Monday, February 11, 2019

The Count of Monte Cristo by Alexandre Dumas

I won't lie. It took me forever to read The Count of Monte Cristo by Alexandre Dumas. This classic is heavy going, and some understanding of French history during the Napoleonic era won't hurt. I will also admit that I cheated a little and watched the 2002 film adaption of the novel that stars Jim Caviezel and Guy Pearce. I can understand why the scriptwriters made some of the decisions they did. This is a big story, filled with numerous subplots.

The short of it is that the young merchant sailor Edmond Dantès has a bright future, except that he is brought down by three people he considers friends, who envy his potential. He is locked up for many years in a prison, his identity all but erased, and during that time his betrayers all become highly successful people – one of them even marrying Edmond's beloved Mercédès. While incarcerated, Edmond befriends a fellow inmate, who not only teaches him but bestows upon him the location of a vast fortune. When Edmond eventually escapes, he sets himself up as the rather Byronic Count of Monte Cristo, who returns to Paris to exact vengeance on all who did him wrong.

What follows is an epic monstrosity of a novel bloated with subplots and a vast horde of characters to make readers dizzy with all the names and relations if they don't keep notes on the side. How Dumas kept it all straight, I don't know. In other words, this is not a novel I'd suggest abandoning for a while then try to pick up again. You won't just have lost the plot, you'll have dropped it in a fathomless well without any hope of recovering it.

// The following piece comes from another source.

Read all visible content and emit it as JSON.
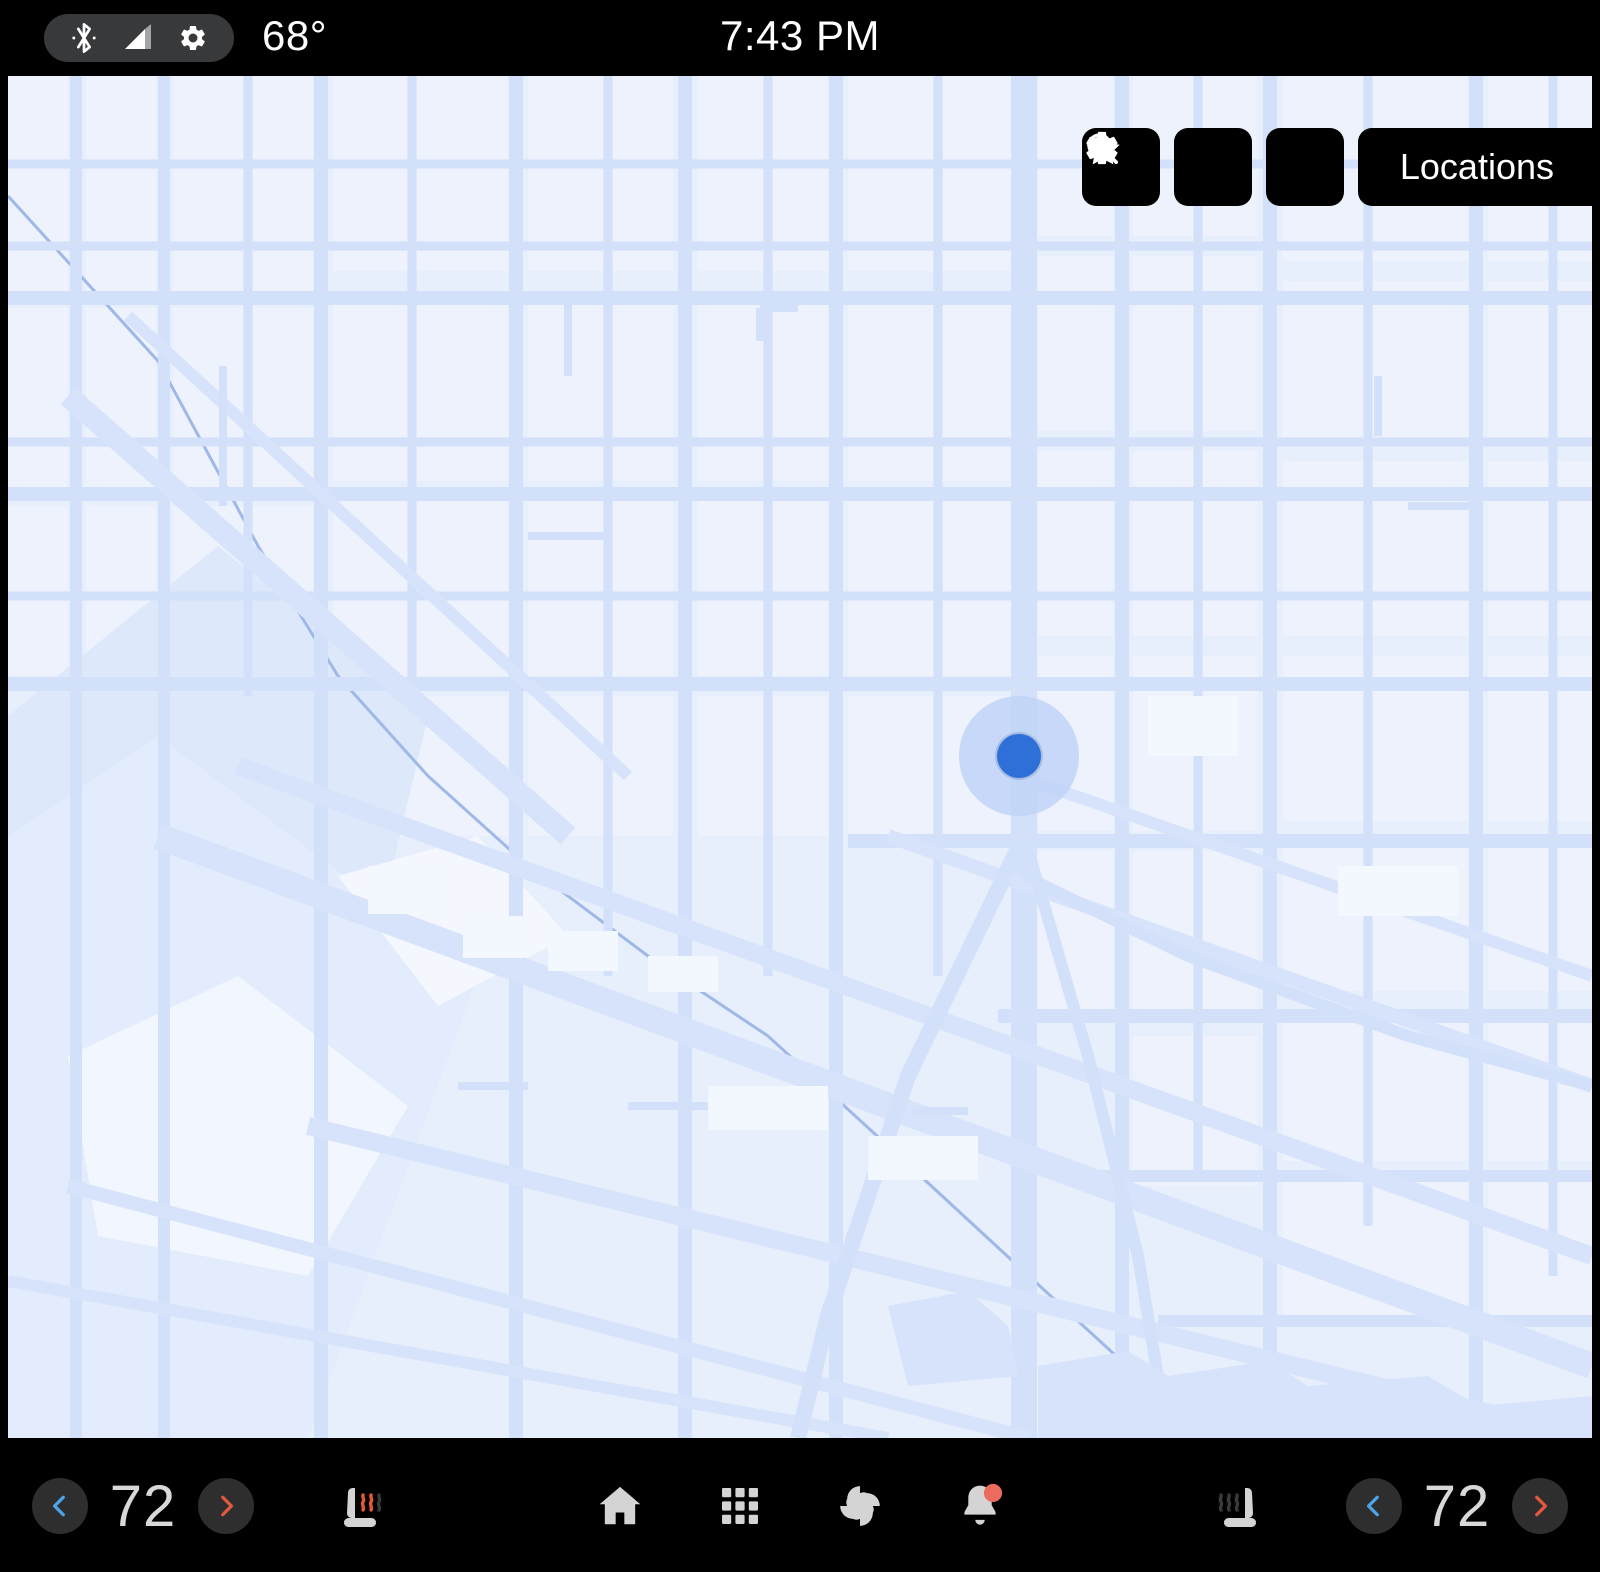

Dumas is a keen observer of human nature, and for that reason alone it's worth reading this novel. I suspect the convoluted plot was created precisely so that he could revel in the complicated dance he wove for his characters. One thing that did annoy me, and perhaps it is because of the writing style itself, is that he writes in a shallow third person that verges on omniscient – sometimes addressing the reader. This is purely a writing convention that's a product of its time, but if you're looking for a deeper understanding of a viewpoint character's inner workings, you're not going to get it here – Dumas is deliberately mysterious, often, in order to maintain suspense.

As a template for designing a complex narrative, The Count of Monte Cristo is rich for the pickings, and in that regard I do recommend it to authors who're looking for ideas. I certainly learnt a lot from this. Just be warned, this is not exactly a novel you'll read cover to cover in a week.

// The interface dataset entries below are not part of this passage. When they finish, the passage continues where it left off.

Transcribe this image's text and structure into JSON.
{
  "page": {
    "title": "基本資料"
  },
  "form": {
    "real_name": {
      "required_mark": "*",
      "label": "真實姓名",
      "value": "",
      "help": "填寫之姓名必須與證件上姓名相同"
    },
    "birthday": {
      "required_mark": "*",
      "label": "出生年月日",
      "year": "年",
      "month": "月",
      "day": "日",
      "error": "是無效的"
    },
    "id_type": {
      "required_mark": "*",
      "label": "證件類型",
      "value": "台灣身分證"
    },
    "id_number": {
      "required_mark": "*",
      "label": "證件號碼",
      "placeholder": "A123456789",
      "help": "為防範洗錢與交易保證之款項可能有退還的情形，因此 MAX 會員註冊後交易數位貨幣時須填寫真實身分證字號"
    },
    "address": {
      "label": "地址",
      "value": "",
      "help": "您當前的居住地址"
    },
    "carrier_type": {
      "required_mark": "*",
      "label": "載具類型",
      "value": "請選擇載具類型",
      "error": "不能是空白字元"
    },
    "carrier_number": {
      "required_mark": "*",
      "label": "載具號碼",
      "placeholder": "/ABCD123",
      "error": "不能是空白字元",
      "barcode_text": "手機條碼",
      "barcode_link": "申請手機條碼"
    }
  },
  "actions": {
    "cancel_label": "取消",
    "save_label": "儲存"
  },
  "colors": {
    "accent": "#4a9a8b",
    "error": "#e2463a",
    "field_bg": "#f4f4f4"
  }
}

PS, you can pick up a free copy of this over at Project Gutenberg.

Monday, February 4, 2019

Elevation 2: The Rising Tide by Helen Brain

The Rising Tide, which is part two of Helen Brain's Elevation series, continues the tale of Ebba den Eeden, the mistress of Greenhaven. The setting is a post-apocalyptic future where the rising sea levels have turned the Table Mountain range into a series of islands cut off from the African mainland. If we'd hoped that things would be simpler for Ebba after she defeated the High Priest, we're sorely mistaken. Her actions have inadvertently ushered in an era where her region suffers military control. Everyone wants Greenhaven – it has the most fertile land – and Ebba is hard pressed to meet the demands placed on her.

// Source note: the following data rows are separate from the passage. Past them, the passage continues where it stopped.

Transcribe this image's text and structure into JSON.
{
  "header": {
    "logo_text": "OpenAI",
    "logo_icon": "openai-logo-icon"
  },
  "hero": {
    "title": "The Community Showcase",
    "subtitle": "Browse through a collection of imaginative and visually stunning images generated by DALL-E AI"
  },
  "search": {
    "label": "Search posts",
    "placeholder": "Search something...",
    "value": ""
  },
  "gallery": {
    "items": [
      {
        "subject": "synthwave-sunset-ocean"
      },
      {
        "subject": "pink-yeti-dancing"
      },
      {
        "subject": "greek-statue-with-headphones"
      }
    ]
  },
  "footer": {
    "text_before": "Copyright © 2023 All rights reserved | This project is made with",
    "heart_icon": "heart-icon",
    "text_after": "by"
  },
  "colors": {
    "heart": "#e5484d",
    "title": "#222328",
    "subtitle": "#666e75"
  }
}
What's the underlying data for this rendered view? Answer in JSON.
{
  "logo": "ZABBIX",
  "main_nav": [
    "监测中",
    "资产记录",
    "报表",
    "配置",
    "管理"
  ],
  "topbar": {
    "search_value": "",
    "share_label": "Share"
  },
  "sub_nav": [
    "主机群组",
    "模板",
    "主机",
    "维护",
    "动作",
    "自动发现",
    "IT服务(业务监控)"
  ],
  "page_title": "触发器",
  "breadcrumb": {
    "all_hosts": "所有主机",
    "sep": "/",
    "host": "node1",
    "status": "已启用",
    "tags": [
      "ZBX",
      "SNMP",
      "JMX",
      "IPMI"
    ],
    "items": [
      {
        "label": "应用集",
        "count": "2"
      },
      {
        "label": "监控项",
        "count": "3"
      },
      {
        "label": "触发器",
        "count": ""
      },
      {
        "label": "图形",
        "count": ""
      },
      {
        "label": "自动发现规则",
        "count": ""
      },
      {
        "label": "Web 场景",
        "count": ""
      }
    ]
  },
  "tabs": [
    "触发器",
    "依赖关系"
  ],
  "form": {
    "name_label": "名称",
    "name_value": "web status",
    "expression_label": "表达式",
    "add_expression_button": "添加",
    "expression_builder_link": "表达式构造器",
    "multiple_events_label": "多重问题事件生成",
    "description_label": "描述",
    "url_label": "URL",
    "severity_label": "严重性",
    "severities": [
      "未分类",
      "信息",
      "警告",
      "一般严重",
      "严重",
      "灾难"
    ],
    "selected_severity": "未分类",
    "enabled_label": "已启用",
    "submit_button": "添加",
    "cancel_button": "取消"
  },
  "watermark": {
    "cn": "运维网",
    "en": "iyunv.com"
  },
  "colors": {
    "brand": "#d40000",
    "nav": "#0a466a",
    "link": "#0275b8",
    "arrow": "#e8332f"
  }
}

What follows is what I'll affectionately term as "Ebba makes one bad decision after the other." In fact, I wanted to slap her upside the head to knock some sense into her. I agree with Aunty Figgy that boyfriend Micah is Bad News, but of course Ebba is so hopelessly in love with the chap that she's willing to let him distract her from her true goal: that of uniting the mysterious missing amulets and saving the world from catastrophe. (Then again, if I consider how boy-mad I was at 16, I forgive Ebba to a degree.)

That bloody Micah has it in his head that he's going to lead a rebellion, even if it means placing everyone on Greenhaven in danger. And I'm pretty sure Ebba has all the right of it to worry about Micah hanging out with the luscious and conniving Samantha Lee. Poor Ebba doesn't stand a chance – it's in this instalment that her sheltered upbringing in the Colony truly hamstrings her as she flounders about trying to do the right thing. (And making more of a mess while she does.)

There's a smidge of "middle book" syndrome at play here – with plenty of foreshadowing for things to come in book three, I'm certain. I spent a lot of my time saying, "Ag no, Ebba, don't." Her limited vision in terms of how she's manipulated by other people and how hard she tries to please other people to the detriment of her own goals grated on me after a while, and I'm not sure if she redeems herself in my eyes by the end. Here's hoping for book three.

What I love about the Elevation trilogy is the fact that the story is unconventional in terms with what I'm accustomed to when it comes to YA. Helen's characterisation, especially in dialogue and the way people are constantly at cross purpose with each other feels authentic. I'm also so pleased for her that she's also signed a lovely big contract that will see this trilogy hit overseas markets. Her voice and her world building is fresh and the story is engaging. I'm looking forward to the next instalment.